We’d been visiting Napa Valley for years, learning about its history, wines, and appellations. We were fascinated by what it takes to make a truly great wine – the soils and microclimates, the meticulous farming, the hundreds of decisions that go into the winemaking process. Inevitably, what began as an interest became a passion, and we found ourselves looking for property here.
It was a cold, wet day in February 2012 when we first visited this site in the Diamond Mountain District. The mud was thick and the land was overgrown and neglected; the view of Mt. St. Helena was obstructed. The vineyard had been overrun with deer, and the 19th-century barn and outbuildings were in shambles. The old Victorian home and schoolhouse were a patchwork of make-shift renovations. The challenges seemed nearly insurmountable, but as we walked the property, the place and its history moved us. Tucked up on the north side of Diamond Mountain, the site was secluded, intimate and breathtakingly beautiful. We loved the feeling of the wind through the tall redwood forest. And the smell of that soil, the promise that it held.
When we became the owners of what would become Theorem Vineyards, we soon learned that the property housed one of the most significant collections of historical buildings in Napa Valley. The site had once been a working farm with livestock and multiple crops. It also was home to one of the oldest schoolhouses in the area. Determined to honor the property’s historical significance we went to work. We restored the old Victorian home, the schoolhouse, and the Long Barn that once served as the farm’s chicken-coop. With the considerable expertise of the visionary architect Richard Beard, who immediately recognized the architectural significance of the buildings, we peeled back the layers of neglect. We restored and preserved the original character of the structures while bringing them up to modern standards. We saved what we could, and re-purposed every piece of redwood we found.

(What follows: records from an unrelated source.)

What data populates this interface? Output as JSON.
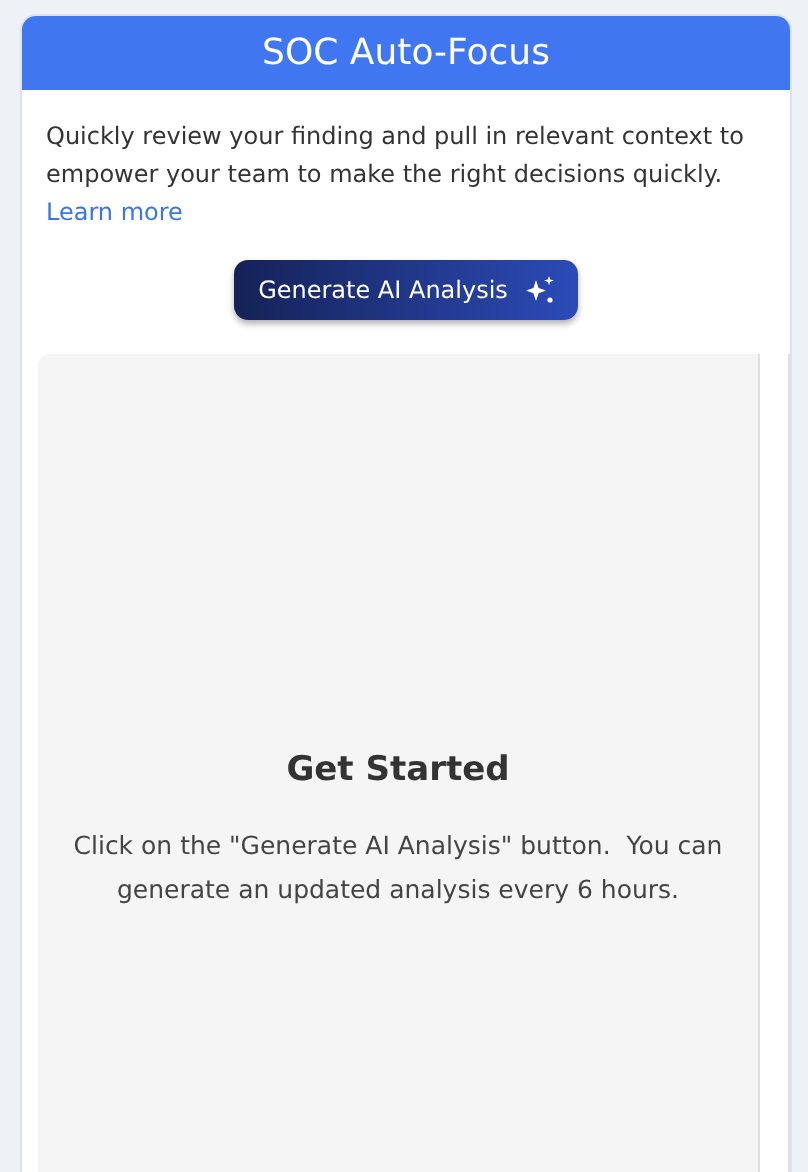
{
  "header": {
    "title": "SOC Auto-Focus"
  },
  "description": {
    "text": "Quickly review your finding and pull in relevant context to empower your team to make the right decisions quickly.",
    "link": "Learn more"
  },
  "action_button": {
    "label": "Generate AI Analysis"
  },
  "panel": {
    "heading": "Get Started",
    "message": "Click on the \"Generate AI Analysis\" button.  You can generate an updated analysis every 6 hours."
  }
}
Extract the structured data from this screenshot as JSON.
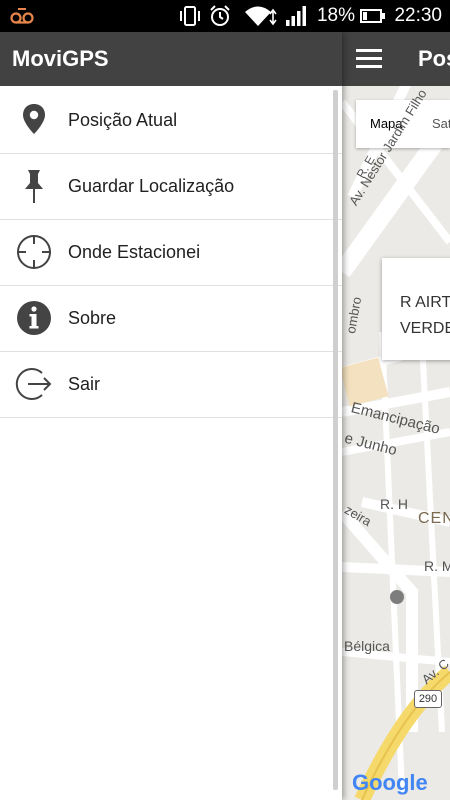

The vineyard was another puzzle. Originally planted in 1985, the vines had been stripped of most of their fruit by deer. As that first harvest approached in 2012, we briefly thought about tearing the vines out. But our Winemaker, Thomas Rivers Brown, recognized the superb quality of the grapes. He convinced us to let him pick the scant 1.2 tons of Cabernet Sauvignon that remained. That fruit became our first vintage of Theorem Vineyards Voir Dire, our flagship Cabernet Sauvignon. Since then, we have preserved this old block of Cabernet Sauvignon, and Voir Dire continues to be made from these remarkable old vines. The rest of the vineyard has been reconfigured and replanted by famed Napa Vineyard Manager Josh Clark, and new blocks have been planted as well.
Today, our 60 acres on Diamond Mountain is divided roughly between 20 acres of vines, 20 acres of redwood and Douglas fir forest, and 20 pastoral acres for the winery, house, and barns. In 2018, we added to our estate vineyard holdings with the purchase of a property high up in the Moon Mountain District, 34 acres that back up to Mt. Veeder, and straddle the Napa and Sonoma county lines. With its exceptional climate and terroir, the Moon Mountain property already has a track record of producing excellent wines, one that we are determined to continue.
In 2018, six years after we first laid eyes on our Diamond Mountain property, we finished construction on the estate winery where we now produce Theorem Vineyard wines. With considerable input from Thomas Rivers Brown, our winery is custom-built for our estate vineyards, with various sized tanks and vessels suitable for hands-on, custom wine production. In the same year, we welcomed our first visitors to Theorem, initiating a personalized hospitality program that reflects the spirit of this place. It is our pleasure to share our story, our wines, and our home.
With several vintages in the bottle and barrel, we have come to a deeper understanding and appreciation of our estate vineyards and the wines they can produce. Yet we know we are just at the beginning of this adventure. There is more work to be done, more discoveries and wines to be made. We are still peeling back the layers, uncovering the truth of this magical place on Diamond Mountain.